It was the opposite of the first time -- the wet narrow tracks going uphill at that absurd angle made it like trying to drive up a double slanted tightrope. And this time it didn't go well at all. More than once I lost all momentum, had to slide back down and scratch off again. More than once I felt the hopeless feeling hit, "We ain't going to make it!" -- and then something would catch and I'd get up a bit higher. It wasn't a clean and smooth tightrope walk at all. I was scratching and slipping and sliding and scared. This was no grand adventure by any means, it was just plumb wretched.

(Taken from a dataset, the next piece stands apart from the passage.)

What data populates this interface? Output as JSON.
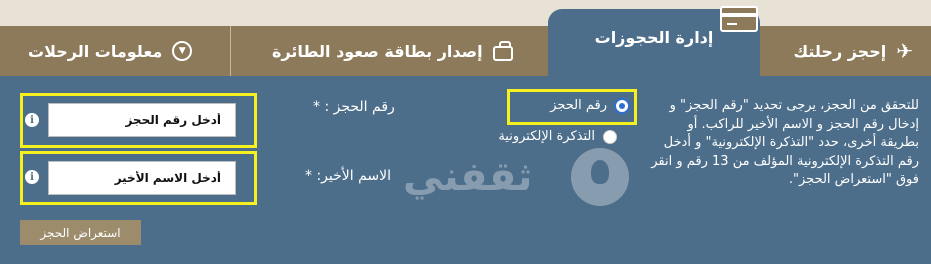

And then I was out. I let out a screech that gave me a sore throat for two days. It was over! All was well! Nothing left but to drive on to Cove and out to the highway. Home free! Whoopee! Yahoo! Yeehaw! I was happy. I bounced along in the sagebrush with an easy mind, the burdens lifted. I poked in a cassette, and the serene music of Mozart for some reason seemed perfectly in harmony with the ancient Navajo countryside. My mission was accomplished, now I could relax, with a whole night of easy travel ahead of me. Except suddenly the road just dropped off; I skidded to a halt -- a whole wide river was right in front of me! I sure hadn't come this way. No problem, I hoped -- the road had forked a ways back, and I took the bigger fork, hardly even thinking about it, but the other proved to be correct and soon I was bouncing on my way again. Mozart suddenly changed into a bellowing bass opera singer who was just totally out of place with this ancient Indian countryside, but I let him bellow on, figuring it would just add a bit more craziness to the whole nutty adventure.

And then slam!! The right front end fell into a hole so deep the wheel didn't even touch bottom.